### WHAT YOU NEED TO DO
Whenever a line in the records below holds the string "доручення", copy it out.

### THE RECORDS
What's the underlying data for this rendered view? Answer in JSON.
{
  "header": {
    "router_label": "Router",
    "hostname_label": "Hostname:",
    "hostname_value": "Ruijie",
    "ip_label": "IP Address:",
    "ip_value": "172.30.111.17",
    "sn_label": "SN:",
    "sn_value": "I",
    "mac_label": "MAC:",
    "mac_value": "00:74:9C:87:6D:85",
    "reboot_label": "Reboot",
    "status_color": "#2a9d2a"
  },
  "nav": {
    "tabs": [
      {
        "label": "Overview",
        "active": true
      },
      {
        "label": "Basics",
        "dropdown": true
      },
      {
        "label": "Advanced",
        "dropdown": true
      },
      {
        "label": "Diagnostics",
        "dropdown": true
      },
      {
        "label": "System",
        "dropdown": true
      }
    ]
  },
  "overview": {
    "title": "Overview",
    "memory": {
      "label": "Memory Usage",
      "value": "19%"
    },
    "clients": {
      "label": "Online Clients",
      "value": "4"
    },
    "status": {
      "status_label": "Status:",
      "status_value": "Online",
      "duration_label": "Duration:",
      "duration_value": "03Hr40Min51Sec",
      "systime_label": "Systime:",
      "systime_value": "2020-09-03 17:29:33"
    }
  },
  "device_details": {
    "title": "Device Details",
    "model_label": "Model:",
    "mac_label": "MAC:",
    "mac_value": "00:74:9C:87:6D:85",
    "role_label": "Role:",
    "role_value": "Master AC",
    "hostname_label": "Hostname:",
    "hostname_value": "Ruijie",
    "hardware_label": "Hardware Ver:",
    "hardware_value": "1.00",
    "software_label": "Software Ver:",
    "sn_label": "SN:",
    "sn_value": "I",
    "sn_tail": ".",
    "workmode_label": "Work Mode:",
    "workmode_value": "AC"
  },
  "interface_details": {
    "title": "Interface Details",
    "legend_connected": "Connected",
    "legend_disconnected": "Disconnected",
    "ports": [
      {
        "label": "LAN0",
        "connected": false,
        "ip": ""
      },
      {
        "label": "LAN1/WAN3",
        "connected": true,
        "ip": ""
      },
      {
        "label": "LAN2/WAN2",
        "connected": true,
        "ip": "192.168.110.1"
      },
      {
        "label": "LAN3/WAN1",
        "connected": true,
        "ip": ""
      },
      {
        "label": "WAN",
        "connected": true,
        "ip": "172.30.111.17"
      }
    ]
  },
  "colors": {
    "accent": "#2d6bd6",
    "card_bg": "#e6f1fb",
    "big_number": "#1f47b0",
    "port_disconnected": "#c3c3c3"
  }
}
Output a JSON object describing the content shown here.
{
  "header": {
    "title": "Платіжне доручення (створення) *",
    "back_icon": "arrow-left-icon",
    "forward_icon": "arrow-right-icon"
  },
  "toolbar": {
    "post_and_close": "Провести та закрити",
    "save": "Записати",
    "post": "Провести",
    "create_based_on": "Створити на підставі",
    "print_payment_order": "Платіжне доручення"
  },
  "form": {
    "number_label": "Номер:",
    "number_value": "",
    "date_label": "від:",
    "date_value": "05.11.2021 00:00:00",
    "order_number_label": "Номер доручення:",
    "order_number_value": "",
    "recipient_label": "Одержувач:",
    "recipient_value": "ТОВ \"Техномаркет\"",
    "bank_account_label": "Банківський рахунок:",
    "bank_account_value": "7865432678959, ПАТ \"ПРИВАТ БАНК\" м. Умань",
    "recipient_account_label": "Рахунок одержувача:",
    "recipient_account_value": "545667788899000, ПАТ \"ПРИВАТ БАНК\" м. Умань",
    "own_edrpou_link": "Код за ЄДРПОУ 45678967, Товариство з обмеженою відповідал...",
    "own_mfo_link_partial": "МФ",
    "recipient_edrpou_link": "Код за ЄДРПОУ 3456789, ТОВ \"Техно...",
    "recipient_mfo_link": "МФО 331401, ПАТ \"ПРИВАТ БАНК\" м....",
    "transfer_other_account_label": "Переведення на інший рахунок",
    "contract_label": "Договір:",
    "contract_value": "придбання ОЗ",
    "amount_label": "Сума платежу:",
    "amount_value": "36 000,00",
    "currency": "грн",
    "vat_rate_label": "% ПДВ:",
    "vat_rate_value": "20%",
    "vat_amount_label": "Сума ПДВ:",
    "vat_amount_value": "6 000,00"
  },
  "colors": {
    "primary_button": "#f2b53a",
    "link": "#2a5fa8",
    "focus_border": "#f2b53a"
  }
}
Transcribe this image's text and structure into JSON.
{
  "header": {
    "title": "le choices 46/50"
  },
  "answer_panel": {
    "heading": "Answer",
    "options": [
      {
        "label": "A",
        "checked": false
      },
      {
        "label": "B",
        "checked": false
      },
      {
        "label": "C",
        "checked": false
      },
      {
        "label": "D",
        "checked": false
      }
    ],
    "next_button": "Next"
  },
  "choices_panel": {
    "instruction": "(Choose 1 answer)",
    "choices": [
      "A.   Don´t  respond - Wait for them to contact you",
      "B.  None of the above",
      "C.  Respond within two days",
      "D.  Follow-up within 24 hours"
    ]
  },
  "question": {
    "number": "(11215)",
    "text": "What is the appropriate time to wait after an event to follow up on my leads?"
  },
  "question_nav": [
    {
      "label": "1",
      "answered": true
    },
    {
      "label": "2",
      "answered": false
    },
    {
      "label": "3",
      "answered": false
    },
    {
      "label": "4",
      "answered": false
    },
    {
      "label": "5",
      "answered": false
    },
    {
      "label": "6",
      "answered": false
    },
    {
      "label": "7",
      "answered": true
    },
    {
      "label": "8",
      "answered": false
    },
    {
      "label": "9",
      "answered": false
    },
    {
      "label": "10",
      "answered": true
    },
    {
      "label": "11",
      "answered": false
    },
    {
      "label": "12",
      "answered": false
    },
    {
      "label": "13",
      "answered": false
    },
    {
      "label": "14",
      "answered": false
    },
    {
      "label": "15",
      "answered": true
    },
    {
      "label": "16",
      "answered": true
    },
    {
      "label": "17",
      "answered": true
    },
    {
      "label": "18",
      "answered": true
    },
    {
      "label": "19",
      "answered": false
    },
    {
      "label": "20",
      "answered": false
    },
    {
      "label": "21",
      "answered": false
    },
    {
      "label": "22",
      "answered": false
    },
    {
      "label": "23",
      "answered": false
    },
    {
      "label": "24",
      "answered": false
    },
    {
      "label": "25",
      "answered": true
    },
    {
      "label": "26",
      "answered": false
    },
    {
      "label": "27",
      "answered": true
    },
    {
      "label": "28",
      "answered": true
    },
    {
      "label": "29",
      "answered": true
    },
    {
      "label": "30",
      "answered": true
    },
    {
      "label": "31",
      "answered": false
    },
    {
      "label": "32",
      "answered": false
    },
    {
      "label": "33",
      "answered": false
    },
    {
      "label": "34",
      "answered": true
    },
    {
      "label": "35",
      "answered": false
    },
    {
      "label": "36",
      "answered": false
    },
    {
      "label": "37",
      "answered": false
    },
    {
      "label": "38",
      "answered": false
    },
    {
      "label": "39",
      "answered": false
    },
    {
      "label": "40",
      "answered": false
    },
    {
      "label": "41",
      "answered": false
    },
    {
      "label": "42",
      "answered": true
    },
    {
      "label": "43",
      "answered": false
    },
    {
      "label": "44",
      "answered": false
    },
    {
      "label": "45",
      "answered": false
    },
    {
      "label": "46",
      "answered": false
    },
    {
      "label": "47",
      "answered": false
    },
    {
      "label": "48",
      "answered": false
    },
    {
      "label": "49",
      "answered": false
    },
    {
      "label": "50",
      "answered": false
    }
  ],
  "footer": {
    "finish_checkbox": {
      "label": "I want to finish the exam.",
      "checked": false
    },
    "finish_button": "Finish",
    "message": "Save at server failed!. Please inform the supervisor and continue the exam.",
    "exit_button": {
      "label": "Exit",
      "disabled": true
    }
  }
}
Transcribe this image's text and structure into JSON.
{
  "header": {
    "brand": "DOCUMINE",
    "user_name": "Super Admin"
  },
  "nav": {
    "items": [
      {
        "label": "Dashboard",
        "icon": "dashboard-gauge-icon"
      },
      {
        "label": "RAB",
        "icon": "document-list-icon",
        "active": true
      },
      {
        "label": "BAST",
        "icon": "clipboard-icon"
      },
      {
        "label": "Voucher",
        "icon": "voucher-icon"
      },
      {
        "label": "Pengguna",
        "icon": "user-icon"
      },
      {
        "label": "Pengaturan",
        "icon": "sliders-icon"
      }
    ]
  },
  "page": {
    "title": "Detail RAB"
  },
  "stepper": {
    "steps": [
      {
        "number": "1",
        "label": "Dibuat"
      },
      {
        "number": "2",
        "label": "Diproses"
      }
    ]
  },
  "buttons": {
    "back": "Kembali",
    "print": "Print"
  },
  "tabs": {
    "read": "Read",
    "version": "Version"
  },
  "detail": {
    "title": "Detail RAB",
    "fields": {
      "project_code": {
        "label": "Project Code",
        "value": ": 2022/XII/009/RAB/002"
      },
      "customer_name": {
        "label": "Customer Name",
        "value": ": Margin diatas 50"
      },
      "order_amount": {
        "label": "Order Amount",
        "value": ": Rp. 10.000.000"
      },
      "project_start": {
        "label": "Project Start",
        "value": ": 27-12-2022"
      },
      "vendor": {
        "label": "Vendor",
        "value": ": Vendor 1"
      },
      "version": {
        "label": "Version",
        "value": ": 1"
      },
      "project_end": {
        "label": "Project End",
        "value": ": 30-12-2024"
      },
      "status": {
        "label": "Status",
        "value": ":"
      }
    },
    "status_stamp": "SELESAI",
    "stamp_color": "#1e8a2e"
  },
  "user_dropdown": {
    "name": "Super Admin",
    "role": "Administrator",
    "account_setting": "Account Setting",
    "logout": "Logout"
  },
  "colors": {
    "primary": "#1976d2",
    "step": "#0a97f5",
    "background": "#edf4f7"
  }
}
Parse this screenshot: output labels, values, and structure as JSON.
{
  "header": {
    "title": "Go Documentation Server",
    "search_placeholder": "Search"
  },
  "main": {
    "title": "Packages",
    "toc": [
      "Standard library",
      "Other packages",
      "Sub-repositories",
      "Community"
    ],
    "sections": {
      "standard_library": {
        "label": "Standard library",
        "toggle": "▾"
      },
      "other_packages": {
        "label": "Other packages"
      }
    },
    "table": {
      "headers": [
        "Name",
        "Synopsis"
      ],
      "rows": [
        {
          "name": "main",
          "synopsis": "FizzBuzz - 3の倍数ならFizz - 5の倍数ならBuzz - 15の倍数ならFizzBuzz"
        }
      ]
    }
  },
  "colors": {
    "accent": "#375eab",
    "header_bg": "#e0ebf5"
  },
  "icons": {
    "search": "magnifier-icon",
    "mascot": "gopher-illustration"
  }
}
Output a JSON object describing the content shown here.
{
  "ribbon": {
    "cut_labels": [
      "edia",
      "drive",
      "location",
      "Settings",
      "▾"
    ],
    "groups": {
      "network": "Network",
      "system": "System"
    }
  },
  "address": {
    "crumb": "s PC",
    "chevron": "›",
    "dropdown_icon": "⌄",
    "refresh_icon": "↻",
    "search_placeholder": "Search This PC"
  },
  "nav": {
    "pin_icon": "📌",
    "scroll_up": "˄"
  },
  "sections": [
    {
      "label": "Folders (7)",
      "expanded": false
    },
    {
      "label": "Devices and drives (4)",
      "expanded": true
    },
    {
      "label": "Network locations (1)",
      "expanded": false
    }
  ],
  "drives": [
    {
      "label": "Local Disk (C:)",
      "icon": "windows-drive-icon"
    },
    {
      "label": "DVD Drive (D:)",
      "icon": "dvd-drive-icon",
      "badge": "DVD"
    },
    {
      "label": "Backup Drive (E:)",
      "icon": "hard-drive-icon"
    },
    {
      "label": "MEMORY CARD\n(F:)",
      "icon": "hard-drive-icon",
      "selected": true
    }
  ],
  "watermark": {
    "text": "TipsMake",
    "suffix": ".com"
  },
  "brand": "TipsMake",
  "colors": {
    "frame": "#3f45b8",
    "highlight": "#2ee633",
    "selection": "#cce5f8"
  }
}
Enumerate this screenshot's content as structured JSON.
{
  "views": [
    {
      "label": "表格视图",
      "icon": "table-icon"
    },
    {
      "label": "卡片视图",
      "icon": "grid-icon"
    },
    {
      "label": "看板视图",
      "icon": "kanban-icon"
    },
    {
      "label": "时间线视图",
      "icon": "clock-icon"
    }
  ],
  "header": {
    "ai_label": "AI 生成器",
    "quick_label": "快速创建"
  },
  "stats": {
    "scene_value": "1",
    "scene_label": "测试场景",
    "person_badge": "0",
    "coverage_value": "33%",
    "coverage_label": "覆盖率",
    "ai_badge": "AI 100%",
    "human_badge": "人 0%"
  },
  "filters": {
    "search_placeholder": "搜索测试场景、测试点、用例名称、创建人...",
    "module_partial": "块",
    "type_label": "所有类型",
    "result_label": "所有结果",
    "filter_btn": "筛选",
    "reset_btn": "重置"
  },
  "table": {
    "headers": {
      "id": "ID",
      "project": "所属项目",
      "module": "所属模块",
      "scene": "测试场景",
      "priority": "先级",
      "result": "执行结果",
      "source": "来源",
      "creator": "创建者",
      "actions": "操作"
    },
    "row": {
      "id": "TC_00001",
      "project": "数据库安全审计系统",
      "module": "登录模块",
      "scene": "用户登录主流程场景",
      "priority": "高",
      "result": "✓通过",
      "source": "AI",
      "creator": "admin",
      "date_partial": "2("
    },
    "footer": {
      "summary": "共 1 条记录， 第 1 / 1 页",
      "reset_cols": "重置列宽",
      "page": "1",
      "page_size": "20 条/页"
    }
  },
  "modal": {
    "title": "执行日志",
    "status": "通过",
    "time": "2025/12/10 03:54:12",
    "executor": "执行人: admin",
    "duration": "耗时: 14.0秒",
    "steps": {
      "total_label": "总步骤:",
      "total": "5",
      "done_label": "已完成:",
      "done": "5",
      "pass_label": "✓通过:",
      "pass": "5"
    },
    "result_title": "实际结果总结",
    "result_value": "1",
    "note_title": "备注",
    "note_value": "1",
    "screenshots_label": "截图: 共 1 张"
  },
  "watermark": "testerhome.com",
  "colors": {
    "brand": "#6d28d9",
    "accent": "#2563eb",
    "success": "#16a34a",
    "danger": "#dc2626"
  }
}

### OUTPUT OF THE EXERCISE
    "title": "Платіжне доручення (створення) *",
    "print_payment_order": "Платіжне доручення"
    "order_number_label": "Номер доручення:",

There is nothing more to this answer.